* A mirror to symbolize reflection of life, candles to represent happiness and goldfish to represent life.
* The table may also include an orange floating in a bowl of water to symbolize planet earth floating in space and don't forget Shahnameh

The Arrival of New Year

When the clock strikes New Year all the members of the family in their clean and new outfits gather around the Norouz table and Haftseen. The family begins the New Year with a prayer for health, happiness and prosperity, usually along these lines: "O Reformer of hearts and minds, Director of day and night and Transformer of conditions, change ours to the best in accordance with Your will."
After the initial celebration to welcome the New Year, the members of the family hug and kiss each other, eat the bounties prepared for the New Year and wish each other the best.
Then the oldest member of the family (usually the father) presents the Eidi (New Year's gift) to younger members. The Eidi usually consists of new and unused paper money that have been put between the pages of the Holy Book.
Visiting relatives during Norouz is among other customs widely practiced
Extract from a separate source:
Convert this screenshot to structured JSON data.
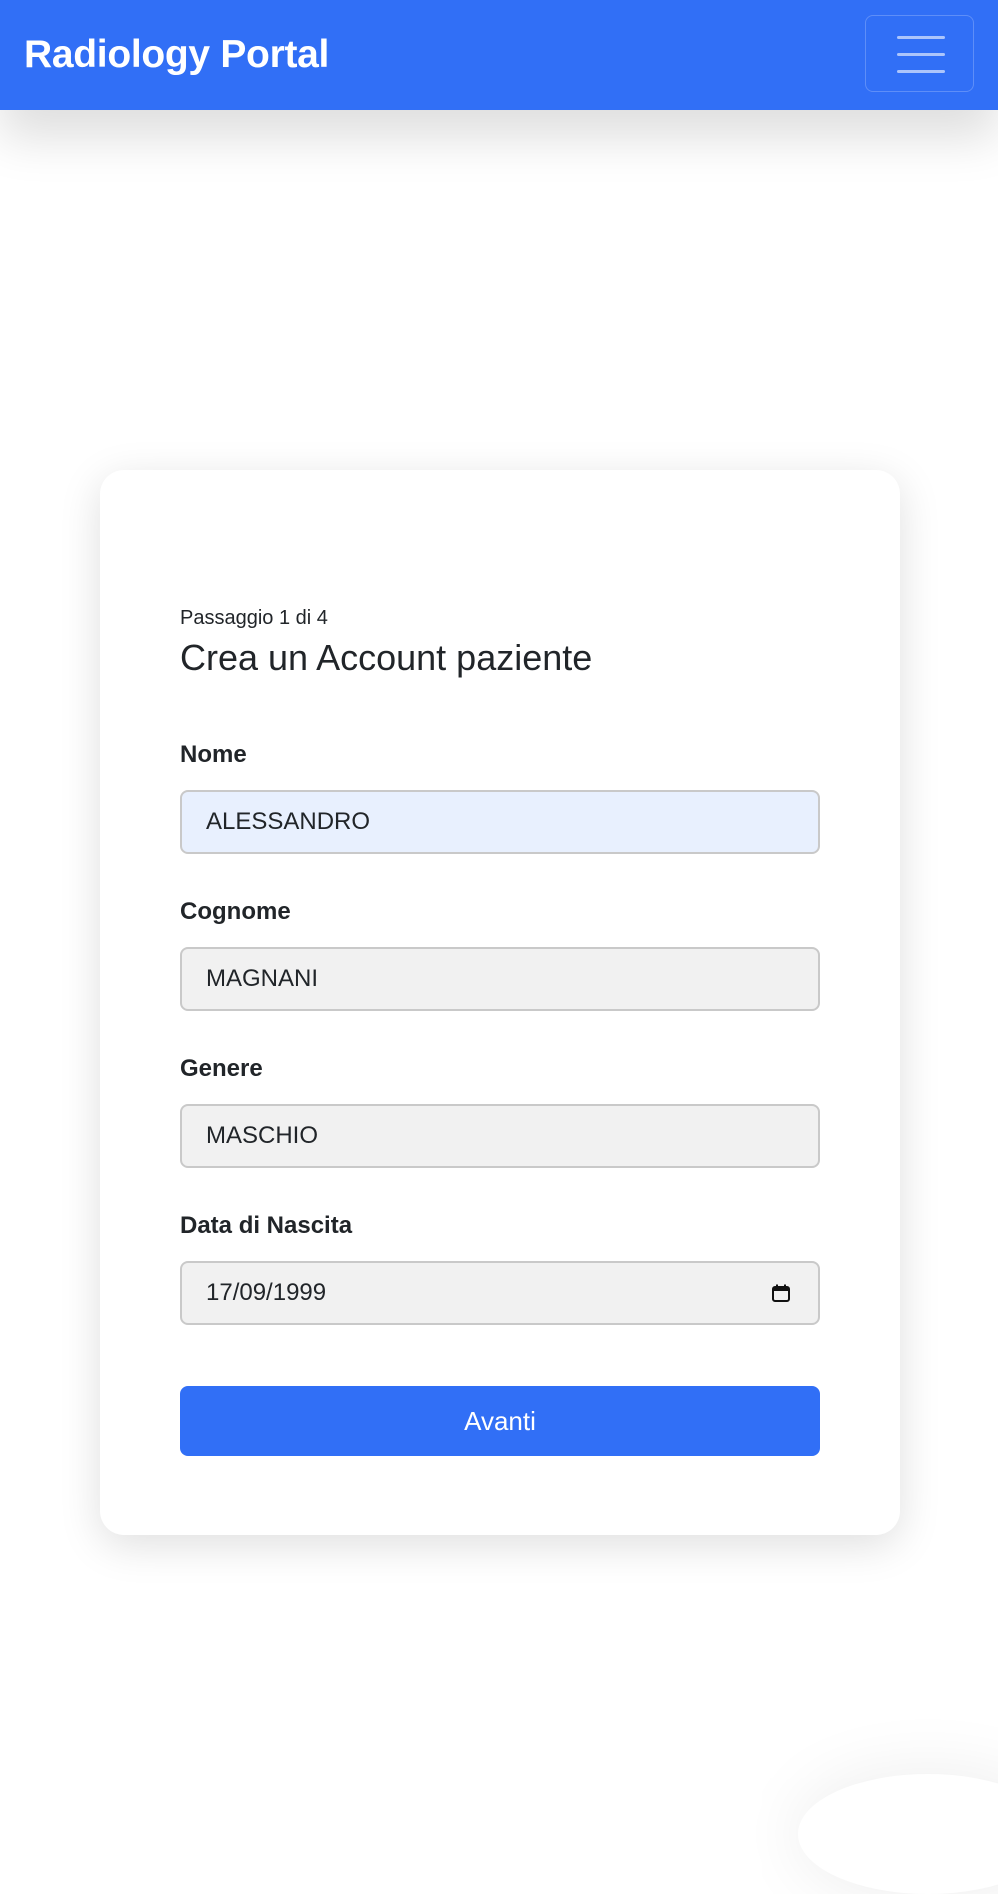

Seezdah Bedar

The two weeks long Nowruz celebration ends with SeezDeh Bedar. SeezDeh means Thirteen and SeezDeh Bedar is the process of getting over with or passing over the thirteenth day of the New Year

This day is usually celebrated outdoor in a picnic style. This is the last day of New Year celebration and life will return to normal the following day

Schools will open, shops will start on their regular hours and offices and Government agencies are back in normal operation. So, this is the last chance to spend some time with family and friends and enjoy the fresh smell of Spring.On this day, girls & boys tie a knot with grass and make wishes perhaps for a husband or wife. When the knot is opened (it is beleived that) their luck will open and their wishes will come true. Newly weds also tie a grass knot making wishes for a baby, a house, or whatever is on their Have-To-Have list

is the 13th day of Nowruz and Persians to overcome the bad luck they spend the entire day out of the house with families and friends in the parks having a picnic. They sing and play games and celebrate a happy and healthy holiday season and end the holiday season on a positive note